The standard narrative of 9/11-that 19 Islamist hijackers commanded by a rich Saudi from Afghanistan underpins the open-ended War, which included a doctrine of preemptive strikes. Already the US has used this doctrine to attack two countries, Afghanistan and Iraq, both of whose governments had little if anything to do with 9/11. Washington has justified torture and “extraordinary renditions” as necessary responses to terrorism. Through the USA Patriot Act, it also moved into various violations of the Constitution, including electronic surveillance of American citizens. To justify its invasion and occupation of Iraq, the Bush administration had to fabricate absurd connections between Saddam Hussein and Osama bin Laden. Uruguayan historian Eduardo Galeano has observed that the war in Iraq “was born of a lie and has been generating more lies ever since.” True enough. But the same could be said about the conflict in Afghanistan and the events of 9/11 that made them both possible.

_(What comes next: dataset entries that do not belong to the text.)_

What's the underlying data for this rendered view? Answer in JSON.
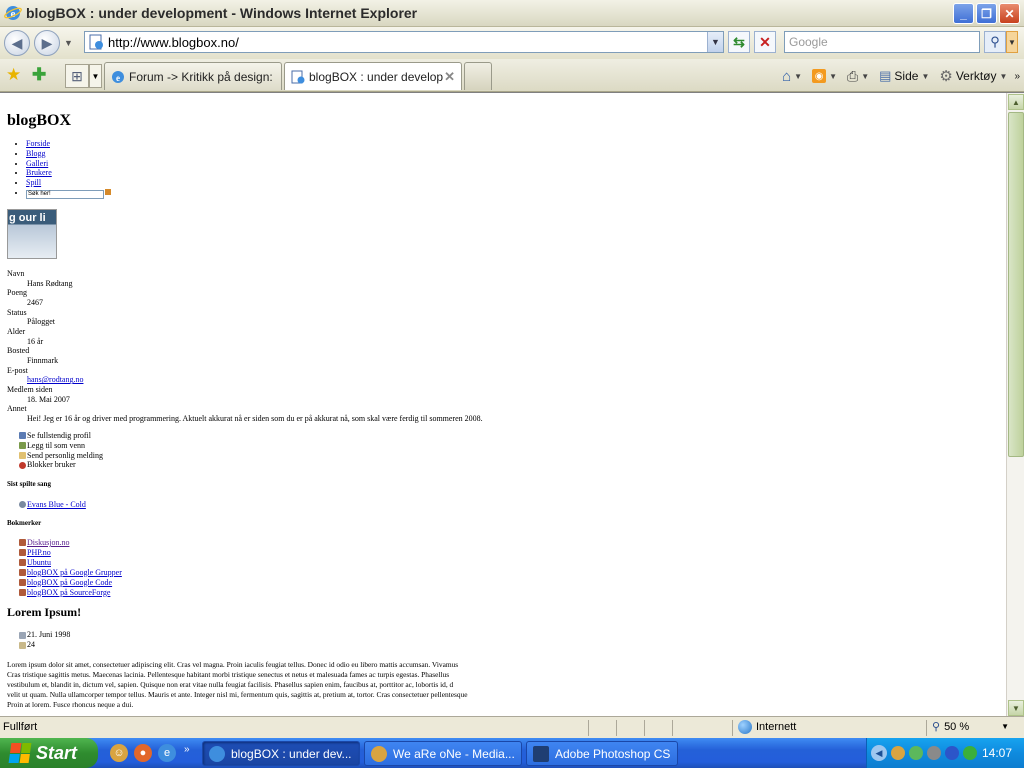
{
  "window": {
    "title": "blogBOX : under development - Windows Internet Explorer"
  },
  "navbar": {
    "url": "http://www.blogbox.no/",
    "search_placeholder": "Google"
  },
  "tabs": [
    {
      "label": "Forum -> Kritikk på design: bl...",
      "active": false
    },
    {
      "label": "blogBOX : under develop...",
      "active": true
    }
  ],
  "commandbar": {
    "page_label": "Side",
    "tools_label": "Verktøy"
  },
  "page": {
    "site_title": "blogBOX",
    "menu": [
      {
        "label": "Forside"
      },
      {
        "label": "Blogg"
      },
      {
        "label": "Galleri"
      },
      {
        "label": "Brukere"
      },
      {
        "label": "Spill"
      }
    ],
    "search_value": "Søk her!",
    "avatar_text": "g our li",
    "profile": [
      {
        "term": "Navn",
        "value": "Hans Rødtang"
      },
      {
        "term": "Poeng",
        "value": "2467"
      },
      {
        "term": "Status",
        "value": "Pålogget"
      },
      {
        "term": "Alder",
        "value": "16 år"
      },
      {
        "term": "Bosted",
        "value": "Finnmark"
      },
      {
        "term": "E-post",
        "value": "hans@rodtang.no",
        "link": true
      },
      {
        "term": "Medlem siden",
        "value": "18. Mai 2007"
      },
      {
        "term": "Annet",
        "value": "Hei! Jeg er 16 år og driver med programmering. Aktuelt akkurat nå er siden som du er på akkurat nå, som skal være ferdig til sommeren 2008."
      }
    ],
    "actions": [
      {
        "label": "Se fullstendig profil",
        "icon": "profile-icon",
        "color": "#5B7BB3"
      },
      {
        "label": "Legg til som venn",
        "icon": "add-friend-icon",
        "color": "#7A9A4B"
      },
      {
        "label": "Send personlig melding",
        "icon": "message-icon",
        "color": "#E0C070"
      },
      {
        "label": "Blokker bruker",
        "icon": "block-icon",
        "color": "#C0392B"
      }
    ],
    "last_played_heading": "Sist spilte sang",
    "last_played": "Evans Blue - Cold",
    "bookmarks_heading": "Bokmerker",
    "bookmarks": [
      {
        "label": "Diskusjon.no",
        "visited": true
      },
      {
        "label": "PHP.no",
        "visited": false
      },
      {
        "label": "Ubuntu",
        "visited": false
      },
      {
        "label": "blogBOX på Google Grupper",
        "visited": false
      },
      {
        "label": "blogBOX på Google Code",
        "visited": false
      },
      {
        "label": "blogBOX på SourceForge",
        "visited": false
      }
    ],
    "post": {
      "title": "Lorem Ipsum!",
      "date": "21. Juni 1998",
      "comments": "24",
      "body": [
        "Lorem ipsum dolor sit amet, consectetuer adipiscing elit. Cras vel magna. Proin iaculis feugiat tellus. Donec id odio eu libero mattis accumsan. Vivamus",
        "Cras tristique sagittis metus. Maecenas lacinia. Pellentesque habitant morbi tristique senectus et netus et malesuada fames ac turpis egestas. Phasellus",
        "vestibulum et, blandit in, dictum vel, sapien. Quisque non erat vitae nulla feugiat facilisis. Phasellus sapien enim, faucibus at, porttitor ac, lobortis id, d",
        "velit ut quam. Nulla ullamcorper tempor tellus. Mauris et ante. Integer nisl mi, fermentum quis, sagittis at, pretium at, tortor. Cras consectetuer pellentesque",
        "Proin at lorem. Fusce rhoncus neque a dui."
      ]
    }
  },
  "statusbar": {
    "status": "Fullført",
    "zone": "Internett",
    "zoom": "50 %"
  },
  "taskbar": {
    "start_label": "Start",
    "tasks": [
      {
        "label": "blogBOX : under dev...",
        "active": true
      },
      {
        "label": "We aRe oNe - Media...",
        "active": false
      },
      {
        "label": "Adobe Photoshop CS...",
        "active": false
      }
    ],
    "clock": "14:07"
  }
}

Fear mongering is tied to the Official Story of 9/11. From that time onward to the present, Islamic terrorism has been presented as the major threat to Western societies-and especially to the US and the UK. It’s often remarked that if Osama bin Laden hadn’t existed, governments would have had to invent him. Perhaps they have. At the minimum, they have exploited his potential to shock. Recall that one of the most menacing bin Laden tapes was widely broadcast just days before the 2004 presidential elections. Bin Laden hasn’t just been a bigger-than-life boogie man; he and the trauma surrounding 9/11 have also served as convenient distractions. When 9/ll scholars trying to examine the institutional factors underlying the attacks, they’re often limited by public obsessions with al Qaeda. And when more thoughtful analysts point to other, much more foreboding threats such as the nuclear arms race, overpopulation, or global climate change, they have difficulty moving the discussion beyond the immediate fears generated by the horrific images of the World Trade Center. Given the magnitude of the “shock and awe,” then, 9/11 has proved to be the most effective psychological operation (“psy op”) in human history.
Beyond Media Failures: Being the Media
While many Americans are skeptical about this and other myths, the information they receive from corporate and government news outlets gives them little basis for informed, intelligent critique. Although nearly half of the US population has doubts about the Official Story, the mainstream and even much of the “alternative”/progressive media have not provided either the historical background or the contemporary contexts needed to critique the government’s mythic story. Armed with these, it’s not hard to debunk. The failure of the news media to meet its responsibilities in a democracy have forced the 9/11 truth movement to rely more heavily on documentary videos, smallcirculation books, and web sites. These vary in quality, of course, so it behooves the truth seeker to select well researched books and videos by David Ray Griffin, Steven Jones, Kevin Ryan, and Richard Gage—plus reliable sites such as 911Truth, 911Blogger, AE911Truth, and sf911Truth. Such recommendations are hardly exhaustive, but they’re good places to continue your search. Welcome to the quest for truth about 9/11. The questioning, critical thinking, healthy skepticism, and intellectual curiosity that probably brought you here will no doubt serve you well.